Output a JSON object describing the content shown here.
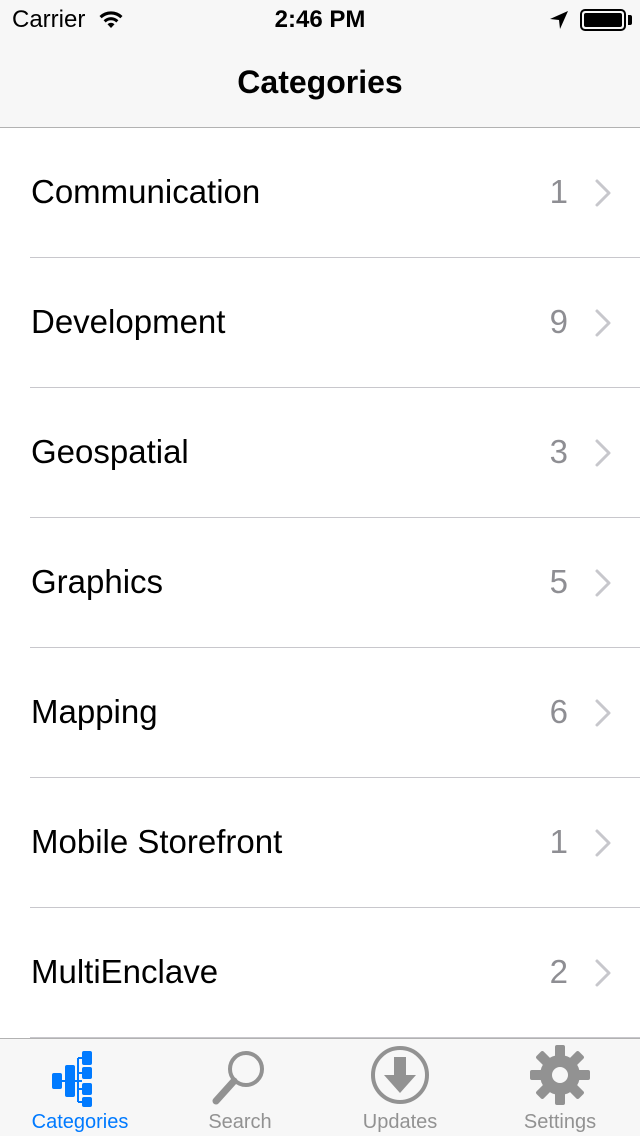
{
  "status_bar": {
    "carrier": "Carrier",
    "time": "2:46 PM"
  },
  "nav": {
    "title": "Categories"
  },
  "categories": [
    {
      "label": "Communication",
      "count": "1"
    },
    {
      "label": "Development",
      "count": "9"
    },
    {
      "label": "Geospatial",
      "count": "3"
    },
    {
      "label": "Graphics",
      "count": "5"
    },
    {
      "label": "Mapping",
      "count": "6"
    },
    {
      "label": "Mobile Storefront",
      "count": "1"
    },
    {
      "label": "MultiEnclave",
      "count": "2"
    }
  ],
  "tabs": [
    {
      "label": "Categories",
      "icon": "tree-icon",
      "active": true
    },
    {
      "label": "Search",
      "icon": "magnifier-icon",
      "active": false
    },
    {
      "label": "Updates",
      "icon": "download-circle-icon",
      "active": false
    },
    {
      "label": "Settings",
      "icon": "gear-icon",
      "active": false
    }
  ],
  "colors": {
    "accent": "#007aff",
    "inactive_tab": "#929292",
    "count_text": "#8e8e93",
    "chevron": "#c7c7cc",
    "bar_background": "#f7f7f7"
  }
}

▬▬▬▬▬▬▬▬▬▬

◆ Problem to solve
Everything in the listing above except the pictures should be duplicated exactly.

◆ Solution to this task
Output a JSON object describing the content shown here.
{
  "status_bar": {
    "carrier": "Carrier",
    "time": "2:46 PM"
  },
  "nav": {
    "title": "Categories"
  },
  "categories": [
    {
      "label": "Communication",
      "count": "1"
    },
    {
      "label": "Development",
      "count": "9"
    },
    {
      "label": "Geospatial",
      "count": "3"
    },
    {
      "label": "Graphics",
      "count": "5"
    },
    {
      "label": "Mapping",
      "count": "6"
    },
    {
      "label": "Mobile Storefront",
      "count": "1"
    },
    {
      "label": "MultiEnclave",
      "count": "2"
    }
  ],
  "tabs": [
    {
      "label": "Categories",
      "icon": "tree-icon",
      "active": true
    },
    {
      "label": "Search",
      "icon": "magnifier-icon",
      "active": false
    },
    {
      "label": "Updates",
      "icon": "download-circle-icon",
      "active": false
    },
    {
      "label": "Settings",
      "icon": "gear-icon",
      "active": false
    }
  ],
  "colors": {
    "accent": "#007aff",
    "inactive_tab": "#929292",
    "count_text": "#8e8e93",
    "chevron": "#c7c7cc",
    "bar_background": "#f7f7f7"
  }
}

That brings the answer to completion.